◆ What is needed:
For this exercise, restate the data below with no change at all.

◆ Material for this exercise:
^^^^^^^^
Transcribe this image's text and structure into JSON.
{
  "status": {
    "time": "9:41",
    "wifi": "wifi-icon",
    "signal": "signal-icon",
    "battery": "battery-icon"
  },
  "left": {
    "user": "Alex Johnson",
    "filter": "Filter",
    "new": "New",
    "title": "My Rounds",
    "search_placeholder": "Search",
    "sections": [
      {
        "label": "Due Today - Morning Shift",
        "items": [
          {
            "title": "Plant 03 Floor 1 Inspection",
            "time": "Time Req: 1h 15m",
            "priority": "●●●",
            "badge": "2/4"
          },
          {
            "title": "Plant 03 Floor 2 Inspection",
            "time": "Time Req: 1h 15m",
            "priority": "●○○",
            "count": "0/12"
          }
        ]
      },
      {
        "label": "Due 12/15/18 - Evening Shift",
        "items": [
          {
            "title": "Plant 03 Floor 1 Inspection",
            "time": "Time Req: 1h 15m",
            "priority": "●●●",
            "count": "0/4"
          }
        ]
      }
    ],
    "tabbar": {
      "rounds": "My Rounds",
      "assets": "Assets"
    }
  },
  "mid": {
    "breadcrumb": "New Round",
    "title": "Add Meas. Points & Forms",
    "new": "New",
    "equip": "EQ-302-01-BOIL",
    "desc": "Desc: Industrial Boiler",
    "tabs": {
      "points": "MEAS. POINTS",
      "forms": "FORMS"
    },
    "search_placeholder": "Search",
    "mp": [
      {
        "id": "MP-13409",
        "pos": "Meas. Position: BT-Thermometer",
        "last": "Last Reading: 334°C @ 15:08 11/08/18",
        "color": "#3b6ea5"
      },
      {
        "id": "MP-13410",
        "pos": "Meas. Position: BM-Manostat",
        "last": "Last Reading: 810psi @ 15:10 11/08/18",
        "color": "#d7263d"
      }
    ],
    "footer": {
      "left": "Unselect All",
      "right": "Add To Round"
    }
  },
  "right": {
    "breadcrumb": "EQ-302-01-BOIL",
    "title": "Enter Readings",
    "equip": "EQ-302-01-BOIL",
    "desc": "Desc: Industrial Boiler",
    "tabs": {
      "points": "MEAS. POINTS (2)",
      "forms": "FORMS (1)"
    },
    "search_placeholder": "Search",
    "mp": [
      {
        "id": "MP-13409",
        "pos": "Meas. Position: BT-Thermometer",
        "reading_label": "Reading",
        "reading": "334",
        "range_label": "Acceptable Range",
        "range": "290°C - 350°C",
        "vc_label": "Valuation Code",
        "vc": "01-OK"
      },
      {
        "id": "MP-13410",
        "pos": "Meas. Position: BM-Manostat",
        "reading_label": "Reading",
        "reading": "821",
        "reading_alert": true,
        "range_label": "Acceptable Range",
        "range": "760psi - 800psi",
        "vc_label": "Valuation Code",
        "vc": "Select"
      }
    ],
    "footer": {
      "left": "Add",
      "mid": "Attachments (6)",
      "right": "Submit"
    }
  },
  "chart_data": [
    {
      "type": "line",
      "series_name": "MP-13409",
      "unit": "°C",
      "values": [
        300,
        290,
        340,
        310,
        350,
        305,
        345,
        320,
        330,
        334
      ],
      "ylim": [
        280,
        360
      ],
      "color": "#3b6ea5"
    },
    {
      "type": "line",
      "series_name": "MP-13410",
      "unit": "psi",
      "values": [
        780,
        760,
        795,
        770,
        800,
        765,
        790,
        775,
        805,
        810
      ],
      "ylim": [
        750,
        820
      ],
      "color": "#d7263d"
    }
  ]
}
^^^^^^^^
◆ Problem solution:
Transcribe this image's text and structure into JSON.
{
  "status": {
    "time": "9:41",
    "wifi": "wifi-icon",
    "signal": "signal-icon",
    "battery": "battery-icon"
  },
  "left": {
    "user": "Alex Johnson",
    "filter": "Filter",
    "new": "New",
    "title": "My Rounds",
    "search_placeholder": "Search",
    "sections": [
      {
        "label": "Due Today - Morning Shift",
        "items": [
          {
            "title": "Plant 03 Floor 1 Inspection",
            "time": "Time Req: 1h 15m",
            "priority": "●●●",
            "badge": "2/4"
          },
          {
            "title": "Plant 03 Floor 2 Inspection",
            "time": "Time Req: 1h 15m",
            "priority": "●○○",
            "count": "0/12"
          }
        ]
      },
      {
        "label": "Due 12/15/18 - Evening Shift",
        "items": [
          {
            "title": "Plant 03 Floor 1 Inspection",
            "time": "Time Req: 1h 15m",
            "priority": "●●●",
            "count": "0/4"
          }
        ]
      }
    ],
    "tabbar": {
      "rounds": "My Rounds",
      "assets": "Assets"
    }
  },
  "mid": {
    "breadcrumb": "New Round",
    "title": "Add Meas. Points & Forms",
    "new": "New",
    "equip": "EQ-302-01-BOIL",
    "desc": "Desc: Industrial Boiler",
    "tabs": {
      "points": "MEAS. POINTS",
      "forms": "FORMS"
    },
    "search_placeholder": "Search",
    "mp": [
      {
        "id": "MP-13409",
        "pos": "Meas. Position: BT-Thermometer",
        "last": "Last Reading: 334°C @ 15:08 11/08/18",
        "color": "#3b6ea5"
      },
      {
        "id": "MP-13410",
        "pos": "Meas. Position: BM-Manostat",
        "last": "Last Reading: 810psi @ 15:10 11/08/18",
        "color": "#d7263d"
      }
    ],
    "footer": {
      "left": "Unselect All",
      "right": "Add To Round"
    }
  },
  "right": {
    "breadcrumb": "EQ-302-01-BOIL",
    "title": "Enter Readings",
    "equip": "EQ-302-01-BOIL",
    "desc": "Desc: Industrial Boiler",
    "tabs": {
      "points": "MEAS. POINTS (2)",
      "forms": "FORMS (1)"
    },
    "search_placeholder": "Search",
    "mp": [
      {
        "id": "MP-13409",
        "pos": "Meas. Position: BT-Thermometer",
        "reading_label": "Reading",
        "reading": "334",
        "range_label": "Acceptable Range",
        "range": "290°C - 350°C",
        "vc_label": "Valuation Code",
        "vc": "01-OK"
      },
      {
        "id": "MP-13410",
        "pos": "Meas. Position: BM-Manostat",
        "reading_label": "Reading",
        "reading": "821",
        "reading_alert": true,
        "range_label": "Acceptable Range",
        "range": "760psi - 800psi",
        "vc_label": "Valuation Code",
        "vc": "Select"
      }
    ],
    "footer": {
      "left": "Add",
      "mid": "Attachments (6)",
      "right": "Submit"
    }
  },
  "chart_data": [
    {
      "type": "line",
      "series_name": "MP-13409",
      "unit": "°C",
      "values": [
        300,
        290,
        340,
        310,
        350,
        305,
        345,
        320,
        330,
        334
      ],
      "ylim": [
        280,
        360
      ],
      "color": "#3b6ea5"
    },
    {
      "type": "line",
      "series_name": "MP-13410",
      "unit": "psi",
      "values": [
        780,
        760,
        795,
        770,
        800,
        765,
        790,
        775,
        805,
        810
      ],
      "ylim": [
        750,
        820
      ],
      "color": "#d7263d"
    }
  ]
}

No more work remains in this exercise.